214544832745386

There are 2 main types of incontinence: Fecal Incontinence and Urinary Incontinence. Urinary Incontinence has its subgroups that will be discussed below. Please make sure to review my other blogs that have to do with incontinence and pelvic floor dysfunction in general.

Fecal Incontinence

When it comes to fecal incontinence, the challenge is controlling the evacuation of fecal matter. This condition often can be due to factors like trauma, underlying medical conditions affecting nerves or overall health, dysfunction of the sphincter muscles, walls, and floor of the pelvis, chronic diarrhea or constipation, or specific nerve disorders.

A comprehensive evaluation is important to identify all contributing factors to fecal incontinence. While your primary care physician may be your initial point of contact, assessing pelvic stability and the muscles of the pelvis is important to identify the functionality of the pelvis. This is typically done not by digital internal exam but by observing, testing, and observing different movements related to the pelvis, spine and lower extremities.
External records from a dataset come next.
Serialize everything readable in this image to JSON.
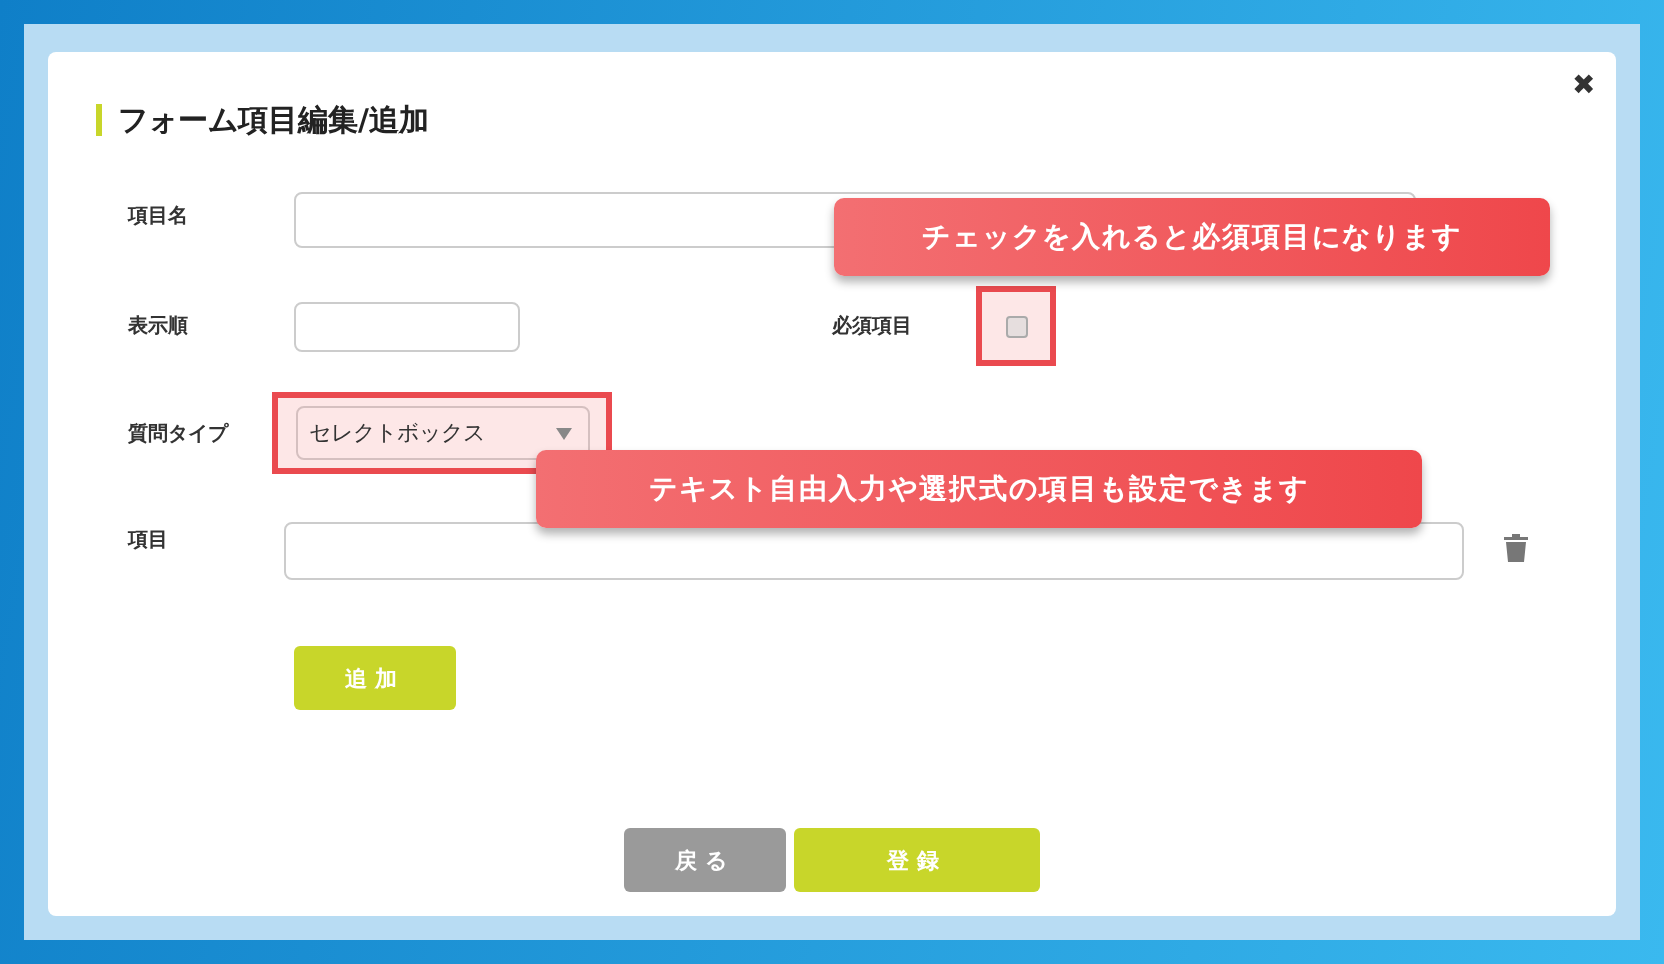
{
  "dialog": {
    "title": "フォーム項目編集/追加",
    "close": "✖"
  },
  "item_name": {
    "label": "項目名"
  },
  "display_order": {
    "label": "表示順"
  },
  "required": {
    "label": "必須項目",
    "checked": false
  },
  "question_type": {
    "label": "質問タイプ",
    "value": "セレクトボックス"
  },
  "items": {
    "label": "項目"
  },
  "add_button": "追加",
  "buttons": [
    {
      "label": "戻る",
      "kind": "secondary"
    },
    {
      "label": "登録",
      "kind": "primary"
    }
  ],
  "callouts": [
    {
      "text": "チェックを入れると必須項目になります"
    },
    {
      "text": "テキスト自由入力や選択式の項目も設定できます"
    }
  ]
}
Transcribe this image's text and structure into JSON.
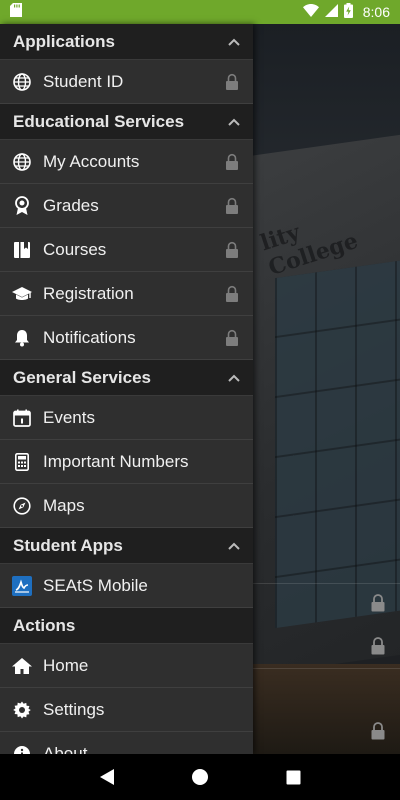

In my practice with a focus on Postural Neurology and Functional Movement, I can look at the frequently overlooked role of posture in fecal incontinence. In the video below, I discuss the interconnection between posture and constipation, illustrating how posture directly influences certain health conditions. It’s essential to remember that chronic constipation can contribute to fecal incontinence by impacting the sphincter.

Urinary Incontinence

There are many different types of urinary incontinence, some making the bladder relax and others leading to contraction of the bladder itself. Most incontinence falls under this category and includes:

    • Overflow incontinence
    • Urge incontinence
    • Functional incontinence
    • Stress incontinence
    • Reflex incontinence

Urinary incontinence is not a woman’s problem, a pregnancy problem, or a childbirth issue only; it is also not just for smokers and overweight individuals. It is easy to blame many things as the cause but the solution happens with a focus on resolving the cause. I have written a blog on the subject of pelvic floor dysfunction addressing this very important and yet overlooked approach.

Working on the ‘floor’ of the pelvis as the solution to urinary incontinence is not the complete solution. Regardless of the type of incontinence, it is the pelvis instability that is the common denominator. Why do we skip stabilizing the pelvis when it comes to the treatment of incontinence? Should we not stabilize the ‘house’ that the pelvic floor is the ‘floor’ of?

Who Treats Pelvic Floor Dysfunction?

While most pelvic floor therapists are physical therapists, thankfully we are seeing more and more chiropractors getting involved in pelvic floor dysfunction treatment. Not all chiropractors have a similar practice style so do your due diligence to find a chiropractor who is familiar with postural improvement through concepts of functional movement to help stabilize the pelvis. There are times when collaborations between different specialties are necessary to address different ‘feeders’ of the incontinence problem.

The most important take-home message is that if manual pelvic floor treatment is all the rehab you are receiving, you are not addressing the problem thoroughly.

If you have pelvic floor dysfunction and are not happy with the results you are getting, contact me.

Dr. Shakib

Recommended Reading:

The Top Pelvic Floor Exercises For A Healthy Core And Beyond

The Telltale Signs of Pelvic Floor Dysfunction You Ought to Know